Identify each line in the records below that contains the word "casa", and copy it.

====== Given entries ======

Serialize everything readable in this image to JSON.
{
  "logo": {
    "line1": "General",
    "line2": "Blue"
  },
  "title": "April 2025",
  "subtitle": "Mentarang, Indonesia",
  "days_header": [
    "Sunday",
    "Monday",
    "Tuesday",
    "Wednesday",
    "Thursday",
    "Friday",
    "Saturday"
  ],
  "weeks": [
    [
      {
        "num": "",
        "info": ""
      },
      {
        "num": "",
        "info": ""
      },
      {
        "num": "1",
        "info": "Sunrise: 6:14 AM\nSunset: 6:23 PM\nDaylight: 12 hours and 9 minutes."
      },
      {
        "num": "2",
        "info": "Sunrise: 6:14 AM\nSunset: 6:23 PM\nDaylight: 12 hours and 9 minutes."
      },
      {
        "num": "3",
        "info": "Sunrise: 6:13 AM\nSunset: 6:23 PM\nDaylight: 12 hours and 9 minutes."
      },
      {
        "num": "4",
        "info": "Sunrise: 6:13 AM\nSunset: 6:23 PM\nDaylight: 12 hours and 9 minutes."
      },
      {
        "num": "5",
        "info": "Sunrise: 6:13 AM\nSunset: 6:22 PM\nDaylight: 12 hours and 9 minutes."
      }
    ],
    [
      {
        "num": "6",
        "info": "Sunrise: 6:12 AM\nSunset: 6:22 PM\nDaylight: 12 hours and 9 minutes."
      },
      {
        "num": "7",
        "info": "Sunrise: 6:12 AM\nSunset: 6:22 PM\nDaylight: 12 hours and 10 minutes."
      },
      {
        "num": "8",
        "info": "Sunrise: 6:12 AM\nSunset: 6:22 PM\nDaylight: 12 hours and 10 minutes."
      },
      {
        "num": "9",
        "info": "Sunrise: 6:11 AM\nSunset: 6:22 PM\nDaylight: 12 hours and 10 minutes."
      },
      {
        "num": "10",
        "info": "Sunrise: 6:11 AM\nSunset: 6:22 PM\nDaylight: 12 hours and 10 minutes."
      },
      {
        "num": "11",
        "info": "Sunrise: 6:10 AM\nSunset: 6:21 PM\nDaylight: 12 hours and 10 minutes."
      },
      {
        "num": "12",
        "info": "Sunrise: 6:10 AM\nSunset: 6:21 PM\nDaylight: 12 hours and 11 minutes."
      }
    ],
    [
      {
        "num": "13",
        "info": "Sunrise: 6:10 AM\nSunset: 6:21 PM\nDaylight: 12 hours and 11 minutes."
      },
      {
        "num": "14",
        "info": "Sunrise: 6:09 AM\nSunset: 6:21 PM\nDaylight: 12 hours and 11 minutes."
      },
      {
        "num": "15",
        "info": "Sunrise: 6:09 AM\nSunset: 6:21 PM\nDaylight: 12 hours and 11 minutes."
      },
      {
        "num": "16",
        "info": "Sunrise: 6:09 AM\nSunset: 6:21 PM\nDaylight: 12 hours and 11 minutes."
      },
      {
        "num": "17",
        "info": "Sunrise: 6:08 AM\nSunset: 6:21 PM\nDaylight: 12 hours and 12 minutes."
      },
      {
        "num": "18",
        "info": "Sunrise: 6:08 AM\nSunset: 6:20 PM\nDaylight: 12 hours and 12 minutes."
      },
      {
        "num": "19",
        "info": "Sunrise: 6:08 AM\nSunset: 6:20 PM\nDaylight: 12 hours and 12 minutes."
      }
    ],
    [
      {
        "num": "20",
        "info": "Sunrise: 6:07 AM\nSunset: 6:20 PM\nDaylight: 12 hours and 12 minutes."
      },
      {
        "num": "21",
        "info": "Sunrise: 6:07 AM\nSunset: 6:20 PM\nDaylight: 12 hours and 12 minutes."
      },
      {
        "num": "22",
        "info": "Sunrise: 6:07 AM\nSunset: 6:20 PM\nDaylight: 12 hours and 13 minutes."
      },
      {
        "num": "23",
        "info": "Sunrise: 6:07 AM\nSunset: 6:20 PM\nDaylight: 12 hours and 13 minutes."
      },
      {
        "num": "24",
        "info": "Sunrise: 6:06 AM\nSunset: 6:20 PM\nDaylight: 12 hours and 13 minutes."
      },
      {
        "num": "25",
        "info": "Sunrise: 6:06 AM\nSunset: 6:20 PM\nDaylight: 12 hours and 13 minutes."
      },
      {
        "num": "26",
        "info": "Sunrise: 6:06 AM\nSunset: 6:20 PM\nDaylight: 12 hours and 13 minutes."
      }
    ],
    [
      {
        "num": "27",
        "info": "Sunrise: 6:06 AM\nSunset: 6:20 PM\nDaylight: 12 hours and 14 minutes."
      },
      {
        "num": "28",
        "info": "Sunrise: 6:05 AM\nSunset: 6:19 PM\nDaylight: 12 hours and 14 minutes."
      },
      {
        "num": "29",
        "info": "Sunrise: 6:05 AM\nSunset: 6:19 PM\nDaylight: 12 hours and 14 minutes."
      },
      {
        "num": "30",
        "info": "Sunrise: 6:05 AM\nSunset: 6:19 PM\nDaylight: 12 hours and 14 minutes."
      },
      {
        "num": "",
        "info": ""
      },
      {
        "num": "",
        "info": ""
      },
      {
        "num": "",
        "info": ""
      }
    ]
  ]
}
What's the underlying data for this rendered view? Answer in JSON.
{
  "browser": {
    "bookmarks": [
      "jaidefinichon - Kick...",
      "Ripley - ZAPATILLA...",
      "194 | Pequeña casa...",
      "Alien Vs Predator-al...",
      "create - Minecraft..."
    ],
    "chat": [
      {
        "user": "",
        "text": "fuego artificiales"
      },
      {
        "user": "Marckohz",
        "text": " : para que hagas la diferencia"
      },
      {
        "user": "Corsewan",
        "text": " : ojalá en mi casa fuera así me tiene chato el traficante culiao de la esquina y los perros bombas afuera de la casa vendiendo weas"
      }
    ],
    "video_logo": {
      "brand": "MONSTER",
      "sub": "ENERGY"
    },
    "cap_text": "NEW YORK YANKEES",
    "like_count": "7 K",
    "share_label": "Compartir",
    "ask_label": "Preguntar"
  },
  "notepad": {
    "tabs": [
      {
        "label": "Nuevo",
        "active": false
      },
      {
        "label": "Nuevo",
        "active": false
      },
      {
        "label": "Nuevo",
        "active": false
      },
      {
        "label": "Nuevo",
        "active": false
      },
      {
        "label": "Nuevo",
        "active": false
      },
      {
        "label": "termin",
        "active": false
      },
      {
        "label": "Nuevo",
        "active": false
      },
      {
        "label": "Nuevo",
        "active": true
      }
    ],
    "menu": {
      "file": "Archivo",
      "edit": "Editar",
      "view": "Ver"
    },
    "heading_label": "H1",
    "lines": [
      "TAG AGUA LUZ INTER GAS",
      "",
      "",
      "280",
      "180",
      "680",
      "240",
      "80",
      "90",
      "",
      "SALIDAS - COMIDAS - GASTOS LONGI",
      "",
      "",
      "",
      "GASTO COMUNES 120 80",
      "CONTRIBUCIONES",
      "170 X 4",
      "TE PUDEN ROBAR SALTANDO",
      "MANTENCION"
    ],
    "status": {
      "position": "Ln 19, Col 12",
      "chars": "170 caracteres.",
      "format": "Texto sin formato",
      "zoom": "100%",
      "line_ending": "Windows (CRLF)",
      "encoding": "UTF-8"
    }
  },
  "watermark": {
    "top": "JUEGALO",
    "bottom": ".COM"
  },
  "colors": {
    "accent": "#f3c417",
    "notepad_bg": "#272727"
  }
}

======

* **Solution for this problem**
      "194 | Pequeña casa...",
        "text": " : ojalá en mi casa fuera así me tiene chato el traficante culiao de la esquina y los perros bombas afuera de la casa vendiendo weas"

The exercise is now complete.